» **WHAT IS NEEDED**:
Below are some records; copy each line in them that contains "icon".

(Dataset excerpts)
---
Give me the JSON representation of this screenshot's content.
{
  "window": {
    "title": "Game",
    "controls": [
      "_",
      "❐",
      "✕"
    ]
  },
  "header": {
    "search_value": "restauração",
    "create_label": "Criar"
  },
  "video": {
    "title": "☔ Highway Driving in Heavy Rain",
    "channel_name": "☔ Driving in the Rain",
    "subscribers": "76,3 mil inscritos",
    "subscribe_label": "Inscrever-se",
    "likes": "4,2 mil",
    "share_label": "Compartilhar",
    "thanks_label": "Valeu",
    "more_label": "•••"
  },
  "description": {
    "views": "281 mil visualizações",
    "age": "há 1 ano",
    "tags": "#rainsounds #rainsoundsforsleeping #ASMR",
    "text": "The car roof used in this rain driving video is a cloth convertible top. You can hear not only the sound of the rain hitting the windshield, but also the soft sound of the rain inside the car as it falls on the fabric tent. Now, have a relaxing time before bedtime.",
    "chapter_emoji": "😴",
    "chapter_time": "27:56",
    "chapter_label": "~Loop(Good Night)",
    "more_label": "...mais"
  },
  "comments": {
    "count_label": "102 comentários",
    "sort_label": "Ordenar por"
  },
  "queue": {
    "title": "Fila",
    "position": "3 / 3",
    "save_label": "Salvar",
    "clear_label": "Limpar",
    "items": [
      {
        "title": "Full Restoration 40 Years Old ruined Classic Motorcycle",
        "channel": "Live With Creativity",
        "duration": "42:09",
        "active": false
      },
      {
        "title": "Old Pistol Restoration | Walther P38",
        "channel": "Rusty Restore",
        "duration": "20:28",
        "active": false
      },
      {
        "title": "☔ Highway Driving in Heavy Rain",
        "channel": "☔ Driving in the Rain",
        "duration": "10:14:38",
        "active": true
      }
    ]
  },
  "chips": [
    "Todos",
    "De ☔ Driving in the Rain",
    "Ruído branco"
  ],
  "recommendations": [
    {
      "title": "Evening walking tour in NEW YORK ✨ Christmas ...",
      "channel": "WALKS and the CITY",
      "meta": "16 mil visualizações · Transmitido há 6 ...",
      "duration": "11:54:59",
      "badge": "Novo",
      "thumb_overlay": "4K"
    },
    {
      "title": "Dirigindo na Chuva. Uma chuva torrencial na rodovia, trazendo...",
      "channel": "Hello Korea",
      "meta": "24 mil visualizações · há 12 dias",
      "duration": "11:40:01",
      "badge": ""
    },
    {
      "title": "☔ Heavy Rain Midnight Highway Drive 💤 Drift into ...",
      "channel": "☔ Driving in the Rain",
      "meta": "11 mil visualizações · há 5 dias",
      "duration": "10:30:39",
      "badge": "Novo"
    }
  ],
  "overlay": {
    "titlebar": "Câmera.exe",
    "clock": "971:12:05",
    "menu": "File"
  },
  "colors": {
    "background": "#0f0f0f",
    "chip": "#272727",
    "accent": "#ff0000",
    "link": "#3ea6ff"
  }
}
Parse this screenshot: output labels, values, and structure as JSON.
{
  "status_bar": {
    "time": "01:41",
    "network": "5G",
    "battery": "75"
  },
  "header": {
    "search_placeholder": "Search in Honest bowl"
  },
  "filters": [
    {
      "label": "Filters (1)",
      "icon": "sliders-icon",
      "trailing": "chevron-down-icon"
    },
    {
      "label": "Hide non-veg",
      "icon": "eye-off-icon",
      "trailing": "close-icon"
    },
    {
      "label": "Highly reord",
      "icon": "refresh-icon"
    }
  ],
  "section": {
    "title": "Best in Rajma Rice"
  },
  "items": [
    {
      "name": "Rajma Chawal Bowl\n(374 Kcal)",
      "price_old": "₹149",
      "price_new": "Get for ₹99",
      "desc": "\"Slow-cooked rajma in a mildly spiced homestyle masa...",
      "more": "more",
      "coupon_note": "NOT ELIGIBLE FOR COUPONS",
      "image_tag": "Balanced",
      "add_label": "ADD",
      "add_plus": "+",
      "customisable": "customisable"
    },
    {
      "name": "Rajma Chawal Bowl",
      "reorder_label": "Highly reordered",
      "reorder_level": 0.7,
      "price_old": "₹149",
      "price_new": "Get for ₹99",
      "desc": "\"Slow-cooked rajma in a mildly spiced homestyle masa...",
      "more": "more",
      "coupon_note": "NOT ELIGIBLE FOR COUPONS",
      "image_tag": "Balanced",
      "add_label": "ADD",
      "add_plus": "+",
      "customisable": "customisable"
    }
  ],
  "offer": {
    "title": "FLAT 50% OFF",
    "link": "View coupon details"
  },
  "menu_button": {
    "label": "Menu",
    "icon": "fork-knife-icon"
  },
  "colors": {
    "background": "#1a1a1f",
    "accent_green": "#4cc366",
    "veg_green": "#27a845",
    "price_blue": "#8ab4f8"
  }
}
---
» **ANSWER FOR THIS EXERCISE**:
      "icon": "sliders-icon",
      "trailing": "chevron-down-icon"
      "icon": "eye-off-icon",
      "trailing": "close-icon"
      "icon": "refresh-icon"
    "icon": "fork-knife-icon"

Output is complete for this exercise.